Speaker 3 56:41
Totally just Google myco printer NYC o p r e n EUR a lot of people call it micro printer. And that's not it. And I just don't want to correct them. But myco printer, I'm pretty active on Instagram. I'm active on Twitter. Now. LinkedIn, tick tock all the social medias. It's a thing that takes a lot of time. But I really love reaching an audience and connecting with people I answer every DM, you know, I'm super amenable to collaborations because this is what I want to do. Like this is what people call my eka guy is having a media business talking about psychedelics and platforming and building with other people who are interested in doing it. And also people not just focused on the bottom line. You know, that's the other bit I mentioned. It's like, I think making money is great. I like nice things. But like, there's got to be more to the story. There's got to be something more driving it. So like if any of this resonates with anybody who's listening, happy to work with you. And I'm also not a No at all. So like I'm super into if someone wants to come on and educate me something you know about something like, please get get a hold of me just Google myco printer, find me on Instagram, send me a DM, you can email me at myco email@example.com. And thanks a lot Alex. I really appreciate the invite here, man. And it's a huge honor to be here and I'm I'm tickled.

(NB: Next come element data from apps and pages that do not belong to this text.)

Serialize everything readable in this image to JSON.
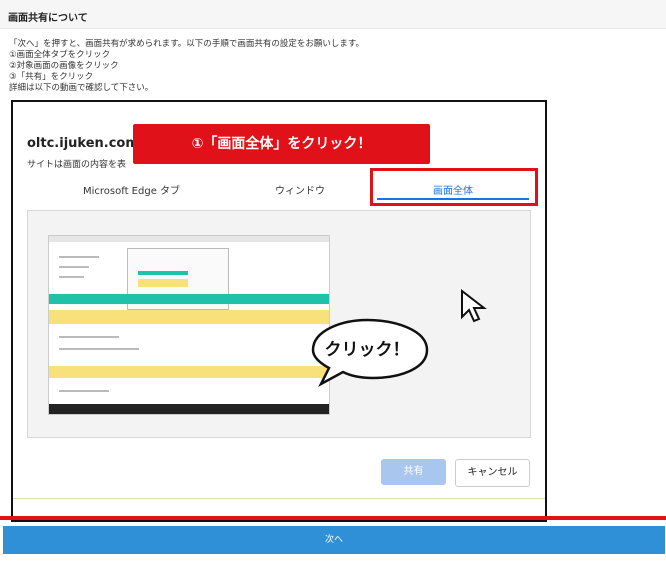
{
  "page_title": "画面共有について",
  "instructions": [
    "「次へ」を押すと、画面共有が求められます。以下の手順で画面共有の設定をお願いします。",
    "①画面全体タブをクリック",
    "②対象画面の画像をクリック",
    "③「共有」をクリック",
    "詳細は以下の動画で確認して下さい。"
  ],
  "dialog": {
    "site_prefix": "oltc.ijuken.com と",
    "subtitle_prefix": "サイトは画面の内容を表",
    "tabs": [
      "Microsoft Edge タブ",
      "ウィンドウ",
      "画面全体"
    ],
    "share_button": "共有",
    "cancel_button": "キャンセル"
  },
  "annotation_banner": "①「画面全体」をクリック！",
  "annotation_bubble": "クリック！",
  "next_button": "次へ",
  "colors": {
    "highlight_red": "#e1111a",
    "primary_blue": "#2f90d8",
    "tab_blue": "#1a73e8"
  }
}
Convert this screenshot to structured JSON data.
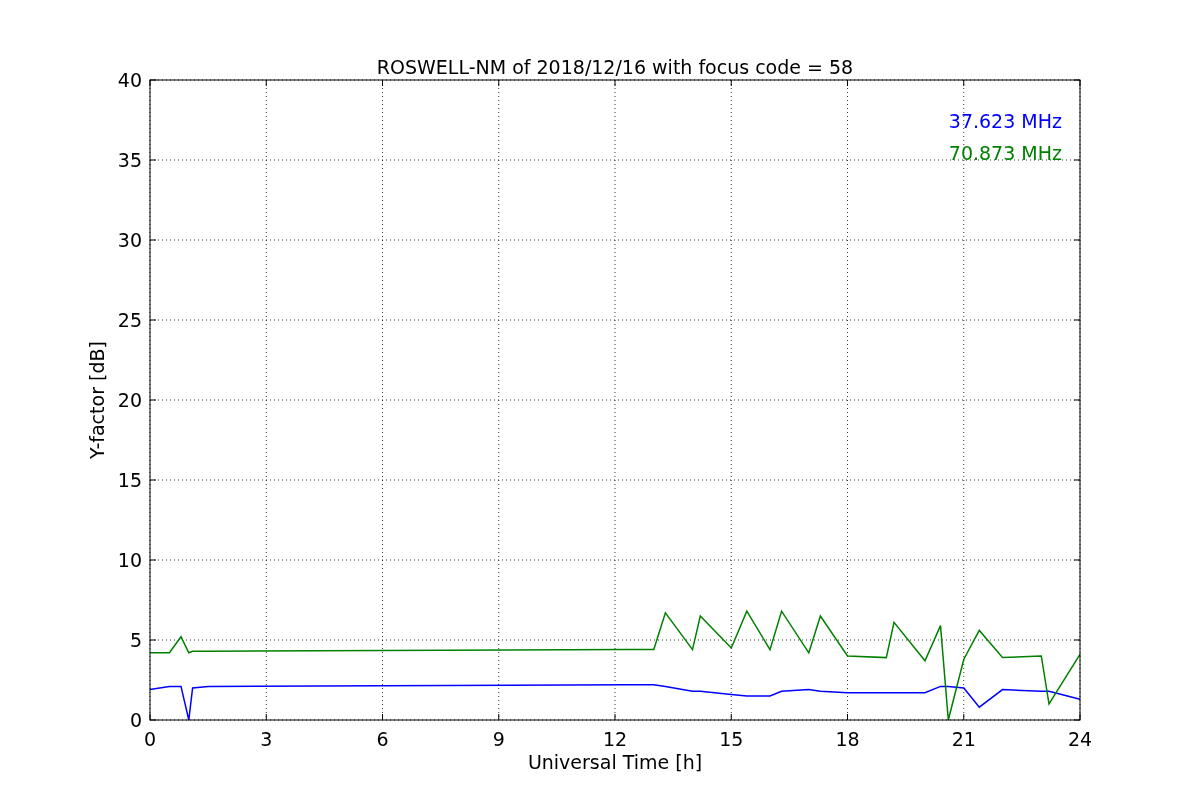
{
  "chart_data": {
    "type": "line",
    "title": "ROSWELL-NM of 2018/12/16 with focus code = 58",
    "xlabel": "Universal Time [h]",
    "ylabel": "Y-factor [dB]",
    "x": [
      0,
      0.5,
      0.8,
      1.0,
      1.1,
      1.5,
      12.3,
      13,
      13.3,
      14,
      14.2,
      15,
      15.4,
      16,
      16.3,
      17,
      17.3,
      18,
      19,
      19.2,
      20,
      20.4,
      20.6,
      21,
      21.4,
      22,
      23,
      23.2,
      24
    ],
    "series": [
      {
        "name": "37.623 MHz",
        "color": "#0000ff",
        "values": [
          1.9,
          2.1,
          2.1,
          0.0,
          2.0,
          2.1,
          2.2,
          2.2,
          2.1,
          1.8,
          1.8,
          1.6,
          1.5,
          1.5,
          1.8,
          1.9,
          1.8,
          1.7,
          1.7,
          1.7,
          1.7,
          2.1,
          2.1,
          2.0,
          0.8,
          1.9,
          1.8,
          1.8,
          1.3
        ]
      },
      {
        "name": "70.873 MHz",
        "color": "#008000",
        "values": [
          4.2,
          4.2,
          5.2,
          4.2,
          4.3,
          4.3,
          4.4,
          4.4,
          6.7,
          4.4,
          6.5,
          4.5,
          6.8,
          4.4,
          6.8,
          4.2,
          6.5,
          4.0,
          3.9,
          6.1,
          3.7,
          5.9,
          0.0,
          3.8,
          5.6,
          3.9,
          4.0,
          1.0,
          4.1
        ]
      }
    ],
    "grid": true,
    "xlim": [
      0,
      24
    ],
    "ylim": [
      0,
      40
    ],
    "xticks": [
      0,
      3,
      6,
      9,
      12,
      15,
      18,
      21,
      24
    ],
    "yticks": [
      0,
      5,
      10,
      15,
      20,
      25,
      30,
      35,
      40
    ]
  }
}
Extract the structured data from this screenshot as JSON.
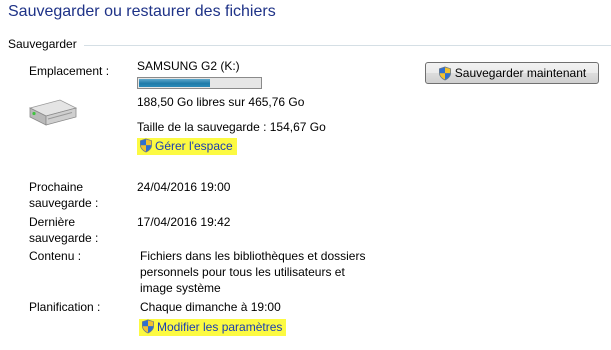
{
  "page": {
    "title": "Sauvegarder ou restaurer des fichiers",
    "section_label": "Sauvegarder"
  },
  "backup": {
    "location_label": "Emplacement :",
    "location_value": "SAMSUNG G2 (K:)",
    "space_used_fraction": 0.595,
    "free_space_text": "188,50 Go libres sur 465,76 Go",
    "backup_size_text": "Taille de la sauvegarde : 154,67 Go",
    "manage_space_link": "Gérer l'espace",
    "next_backup_label": "Prochaine sauvegarde :",
    "next_backup_value": "24/04/2016 19:00",
    "last_backup_label": "Dernière sauvegarde :",
    "last_backup_value": "17/04/2016 19:42",
    "contents_label": "Contenu :",
    "contents_value": "Fichiers dans les bibliothèques et dossiers personnels pour tous les utilisateurs et image système",
    "schedule_label": "Planification :",
    "schedule_value": "Chaque dimanche à 19:00",
    "change_settings_link": "Modifier les paramètres",
    "backup_now_button": "Sauvegarder maintenant"
  },
  "icons": {
    "drive": "hard-drive-icon",
    "uac_shield": "uac-shield-icon"
  },
  "colors": {
    "title": "#1e3287",
    "link": "#1a3db4",
    "highlight": "#fcfa42",
    "progress_fill": "#1f7aa8"
  }
}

Well, it's it's amazing to do it on your couch in San Cristobal. And yeah, that's a wrap. We gotta get back to having fun here and going to the mushroom festival. And for people out there who've never been to Mexico. It's It has amazing biodiversity of mushrooms. So highly recommend coming. Food is amazing. Mushrooms are amazing. I mean, it's such a large country and so diverse in so many different ways. So if you've never come here to Mexico, and you want to experience it, highly recommend it. And thank you for everybody, no matter where you are on the planet. I know he got listeners worldwide. So thank you for tuning in and tuning in to another episode. We don't have a Patreon or any way that you can donate directly to the show. But we do have a website, mushroom revival.com We have a bunch of mushroom products from gummies to capsules, tinctures powders, so check that out if you want to get something for your yourself or a friend and family. If you don't want to pay anything, we have a giveaway going on, which is the there's a link in the bio we also have a bunch of free educational content there we have blogs, free ebooks that you can download on the site, and so much more. And if you want to leave a review that would go a long, long way or just tell a friend something you learned during this episode or another episode or just any fun fact that you have on mushrooms to tell friend family member weird random person that you meet on the street to get them into the world of mushrooms and keep this mycelial web growing. And listen to more comedy laugh. And, as always much love and may the spores be with you
Transcribed by https://otter.ai